If you contribute code, you must grant copyright of that code to Kenton Varda
(me). There are many reasons for this:
- If, at some future date, it becomes necessary to change the licensing terms
on the code, it will be nearly impossible to do so if many people hold
copyrights on various bits of the code.
The code will *always* be open source. If I change the license on the code,
it will be to some other OSI-approved open source license.
- Most governments (especially that of the United States) have little respect
for unregistered copyrights. However, registering a copyright to multiple
holders around the world would be very difficult. At some point, I will
need to register GUF's copyright, and the only way I can do that is if I own
- If a third party violates the license on the code, it will be very hard for
me to bring a legal suit against them if I am not the copyright holder of
the code in question. I am (somewhat) prepared to bring suit against those
who violate the license (having three uncles who are lawyers, at least one of
which deals in intellectual property, helps). Wouldn't you like me to do
that work for you? :)
- Note that I will NOT take credit for writing your code. You get to keep
that. :) I just need legal ownership. Authors of code will be clearly
indicated at the top of every source file and in various documentation.
- The Free Software Foundation asks the same of their contributors.
- All general coding documents (including this one).
- Documentation on all core GUF classes, especially smart pointers.
- At least some GUF code (to get the feel of it).
Highly recommended reading. I owe all of my C++ programming skill to these
books (and a lot of practice):
- Effective C++ and More Effective C++ by Scott Meyers
- Large Scale C++ Software Design by John Lakos
- Design Patterns by Gamma et al.
Writing a New Module
When writing a new module, you will want to start out by copying the header
and cpp templates found in the templates directory of the source tree. These
will start you off quickly with a framework consistent with the rest of the
library. The next few steps depend on the type of class you are writing.
Pass-by-value classes generally represent new data types, and have little
functionality other than storing and performing basic operations on that data.
If you are writing a pass-by-value class, you'll want to remove some stuff
provided by the templates. The templates are designed for pass-by-smart-pointer
classes, since those are the most used. Some things you will want to remove
- The inheritance of the class from GObject. Pass-by-value classes should not
- The smart pointer type declaration in the header.
- The insulated implementation class in the source file (pass-by-value
classes can't be insulated).
You will then want to start writing your class. Keep the following in mind
when you do:
- Keep the amount of member data to a minimum. Pass-by-value classes are

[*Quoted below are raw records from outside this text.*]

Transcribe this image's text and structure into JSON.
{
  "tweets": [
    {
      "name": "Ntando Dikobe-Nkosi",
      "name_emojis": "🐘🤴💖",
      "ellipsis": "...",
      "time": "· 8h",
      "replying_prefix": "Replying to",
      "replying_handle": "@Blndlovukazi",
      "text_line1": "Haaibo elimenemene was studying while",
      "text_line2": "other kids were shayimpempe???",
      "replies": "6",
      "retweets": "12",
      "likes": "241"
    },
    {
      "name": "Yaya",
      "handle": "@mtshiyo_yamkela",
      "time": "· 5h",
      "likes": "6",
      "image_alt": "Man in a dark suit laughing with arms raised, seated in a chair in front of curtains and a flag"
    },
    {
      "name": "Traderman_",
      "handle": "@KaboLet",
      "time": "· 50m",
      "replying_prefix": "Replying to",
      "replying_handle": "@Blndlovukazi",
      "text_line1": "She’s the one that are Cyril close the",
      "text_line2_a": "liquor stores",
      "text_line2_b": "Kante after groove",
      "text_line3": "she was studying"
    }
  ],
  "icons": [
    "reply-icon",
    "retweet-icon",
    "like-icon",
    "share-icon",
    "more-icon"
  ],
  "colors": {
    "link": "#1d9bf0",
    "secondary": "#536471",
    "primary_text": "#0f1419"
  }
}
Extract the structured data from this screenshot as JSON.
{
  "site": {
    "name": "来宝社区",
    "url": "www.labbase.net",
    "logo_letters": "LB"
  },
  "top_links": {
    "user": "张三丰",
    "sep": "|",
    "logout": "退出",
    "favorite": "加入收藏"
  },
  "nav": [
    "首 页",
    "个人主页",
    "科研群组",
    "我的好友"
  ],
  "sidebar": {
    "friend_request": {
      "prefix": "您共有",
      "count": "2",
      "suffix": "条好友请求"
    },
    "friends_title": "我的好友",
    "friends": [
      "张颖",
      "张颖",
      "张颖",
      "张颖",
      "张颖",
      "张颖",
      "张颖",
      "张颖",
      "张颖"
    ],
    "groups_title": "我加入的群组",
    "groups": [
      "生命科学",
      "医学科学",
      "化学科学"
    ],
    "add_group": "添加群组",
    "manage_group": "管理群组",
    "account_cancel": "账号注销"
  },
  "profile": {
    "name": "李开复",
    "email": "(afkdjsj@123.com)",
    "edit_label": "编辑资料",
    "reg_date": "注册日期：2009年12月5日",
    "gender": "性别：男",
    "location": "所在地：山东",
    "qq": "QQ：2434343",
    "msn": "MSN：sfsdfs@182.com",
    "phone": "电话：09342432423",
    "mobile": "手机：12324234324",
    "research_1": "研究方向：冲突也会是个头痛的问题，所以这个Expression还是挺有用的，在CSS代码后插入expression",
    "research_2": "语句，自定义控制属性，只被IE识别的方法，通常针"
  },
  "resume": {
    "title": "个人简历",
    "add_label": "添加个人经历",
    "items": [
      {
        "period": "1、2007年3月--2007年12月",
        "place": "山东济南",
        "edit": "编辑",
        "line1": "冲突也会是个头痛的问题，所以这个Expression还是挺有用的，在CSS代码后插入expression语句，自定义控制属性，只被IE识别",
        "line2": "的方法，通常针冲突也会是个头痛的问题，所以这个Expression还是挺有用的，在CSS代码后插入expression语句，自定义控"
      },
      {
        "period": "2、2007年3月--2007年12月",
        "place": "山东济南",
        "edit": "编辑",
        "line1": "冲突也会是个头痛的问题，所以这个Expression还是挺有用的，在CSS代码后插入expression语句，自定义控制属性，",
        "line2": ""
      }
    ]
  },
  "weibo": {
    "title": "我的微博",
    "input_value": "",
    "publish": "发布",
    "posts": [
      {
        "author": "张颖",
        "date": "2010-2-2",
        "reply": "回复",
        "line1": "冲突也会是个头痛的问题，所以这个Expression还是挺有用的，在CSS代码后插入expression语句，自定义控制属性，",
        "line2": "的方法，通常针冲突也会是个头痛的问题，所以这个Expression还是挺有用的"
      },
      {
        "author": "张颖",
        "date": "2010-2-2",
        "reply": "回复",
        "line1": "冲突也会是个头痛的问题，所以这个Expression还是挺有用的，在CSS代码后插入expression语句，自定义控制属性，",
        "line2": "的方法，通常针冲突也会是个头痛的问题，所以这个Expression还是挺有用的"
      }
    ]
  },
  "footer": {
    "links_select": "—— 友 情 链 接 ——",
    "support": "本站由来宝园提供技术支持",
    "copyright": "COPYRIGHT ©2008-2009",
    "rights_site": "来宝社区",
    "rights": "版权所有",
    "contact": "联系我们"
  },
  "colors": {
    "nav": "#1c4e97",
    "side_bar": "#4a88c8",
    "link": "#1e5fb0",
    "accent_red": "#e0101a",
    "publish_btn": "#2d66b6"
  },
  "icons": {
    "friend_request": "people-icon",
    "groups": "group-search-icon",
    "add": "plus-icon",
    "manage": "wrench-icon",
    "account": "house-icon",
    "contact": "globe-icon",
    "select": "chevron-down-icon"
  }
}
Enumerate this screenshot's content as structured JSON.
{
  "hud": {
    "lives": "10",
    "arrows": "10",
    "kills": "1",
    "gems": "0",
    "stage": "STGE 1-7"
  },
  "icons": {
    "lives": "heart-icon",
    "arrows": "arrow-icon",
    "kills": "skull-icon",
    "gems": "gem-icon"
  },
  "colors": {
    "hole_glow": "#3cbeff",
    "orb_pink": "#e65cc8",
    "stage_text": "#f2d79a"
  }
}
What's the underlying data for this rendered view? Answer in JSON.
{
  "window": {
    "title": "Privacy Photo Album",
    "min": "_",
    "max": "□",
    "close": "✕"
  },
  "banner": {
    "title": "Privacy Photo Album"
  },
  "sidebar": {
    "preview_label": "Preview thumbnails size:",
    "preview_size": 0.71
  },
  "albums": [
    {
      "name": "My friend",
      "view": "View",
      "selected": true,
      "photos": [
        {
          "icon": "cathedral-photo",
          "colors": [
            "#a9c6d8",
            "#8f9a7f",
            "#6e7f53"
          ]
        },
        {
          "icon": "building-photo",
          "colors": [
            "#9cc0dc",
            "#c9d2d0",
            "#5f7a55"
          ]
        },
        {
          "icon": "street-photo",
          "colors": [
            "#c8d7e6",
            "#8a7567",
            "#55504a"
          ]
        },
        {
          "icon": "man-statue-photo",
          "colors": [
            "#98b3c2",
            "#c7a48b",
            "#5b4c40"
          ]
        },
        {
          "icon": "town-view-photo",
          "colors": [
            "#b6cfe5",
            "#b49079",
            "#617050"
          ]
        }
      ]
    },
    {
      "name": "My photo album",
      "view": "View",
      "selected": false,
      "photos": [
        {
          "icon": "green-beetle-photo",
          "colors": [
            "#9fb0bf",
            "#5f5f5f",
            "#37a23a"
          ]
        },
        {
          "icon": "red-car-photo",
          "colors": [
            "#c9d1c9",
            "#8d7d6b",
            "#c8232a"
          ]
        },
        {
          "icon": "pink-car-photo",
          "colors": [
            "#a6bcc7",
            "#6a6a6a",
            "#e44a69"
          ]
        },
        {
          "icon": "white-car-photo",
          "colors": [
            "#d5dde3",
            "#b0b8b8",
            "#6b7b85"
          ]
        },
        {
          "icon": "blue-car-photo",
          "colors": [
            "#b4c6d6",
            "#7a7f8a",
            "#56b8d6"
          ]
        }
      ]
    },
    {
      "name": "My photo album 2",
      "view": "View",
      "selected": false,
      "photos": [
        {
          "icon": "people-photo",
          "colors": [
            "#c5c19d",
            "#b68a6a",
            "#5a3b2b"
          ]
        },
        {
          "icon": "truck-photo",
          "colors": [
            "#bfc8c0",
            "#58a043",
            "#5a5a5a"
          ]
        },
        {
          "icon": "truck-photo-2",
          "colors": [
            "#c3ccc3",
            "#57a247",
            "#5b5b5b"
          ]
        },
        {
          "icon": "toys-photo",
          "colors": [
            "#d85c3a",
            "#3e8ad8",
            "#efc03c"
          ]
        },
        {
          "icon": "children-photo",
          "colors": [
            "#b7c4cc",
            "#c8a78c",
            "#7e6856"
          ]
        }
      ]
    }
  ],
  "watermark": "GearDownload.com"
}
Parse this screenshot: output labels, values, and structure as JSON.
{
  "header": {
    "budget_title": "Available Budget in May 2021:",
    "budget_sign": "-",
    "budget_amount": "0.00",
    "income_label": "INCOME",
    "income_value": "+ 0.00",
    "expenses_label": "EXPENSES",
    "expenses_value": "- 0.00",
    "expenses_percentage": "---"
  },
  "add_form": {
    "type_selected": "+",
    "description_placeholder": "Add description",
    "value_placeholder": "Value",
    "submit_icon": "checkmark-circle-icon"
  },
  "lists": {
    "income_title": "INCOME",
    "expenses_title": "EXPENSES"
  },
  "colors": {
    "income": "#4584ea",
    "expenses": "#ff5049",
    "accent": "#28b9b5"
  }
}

supposed to be custom data types. Keep your class under 16 bytes in size.
- Avoid allocating memory. Most data type classes shouldn't even deal with
- Try to keep functions short, and inline them when appropriate.
- Copy constructors, assignment operators, and destructors should be as fast
as possible. Remember, pass-by-value types are passed by value. Thus, copy
constructors, destructors, and assignments will be used heavily. If you find
you have to allocate or free memory in these functions, consider using reference
counting to minimize the performance hit. (See GString for an example of a
pass-by-value class that uses reference counting.)
- Use overloaded operators where they make sense.
- If your data type has a logical "null" value, consider integrating it with
GUF's "null" keyword. "null" is actually an object of type "GNullType". All
you have to do to make your class compatible is write a constructor which takes
an operator of type "GNullType" and constructs a null object (this function
should be as fast as a copy constructor, or faster). Be careful when assigning
a "null" value for you type, however. A null variable should have no other
purpose than being null. For example, a null pointer is a pointer to zero. A
pointer to zero is never valid. On the other hand, a 3D vector class can have
the value (0, 0, 0). Should this value be considered null? No! (0, 0, 0) is a
valid vector and could mean something other than null. 3D vectors have no
- Generally, pass-by-value classes should not throw exceptions.
Pass-by-smart-pointer classes are larger classes that represent large data
sets or some sort of functional object. Most classes in GUF are of this type.
There are some things to keep in mind here, too:
- First and foremost, think about the interface for your module. Is there
an existing abstract interface which your module could logically implement? If
so, implement it! If you create a new interface or add to an existing one,
think about your custom functions. Might another module want to implement the
same interface? If so, you may want to separate your interface into a separate
module, so other classes can implement the same interface.
- Keep the interface of your class separate from the implementation. The
templates are set up to help you with this. Your header file should declare an
abstract interface only! This means all virtual functions and no member
variables. In addition, this interface may have a static member
function named "New". This function should return a smart pointer to an
implementation of your class. That implementation should be fully defined in
the implementation file of your module (the cpp file).
When your code is complete, send it to
firstname.lastname@example.org. It will then
be reviewed by myself and possibly one or two others. In all likelyhood, I'll
reply with a list of things that need to be fixed, possibly accompanied by a
modified version of your code. Do not be discouraged by this -- I throw out my
own code all the time! :)
Once the code is reasonably clean and functional, it will be added to GUF's
CVS repository, marking its official addition to the project.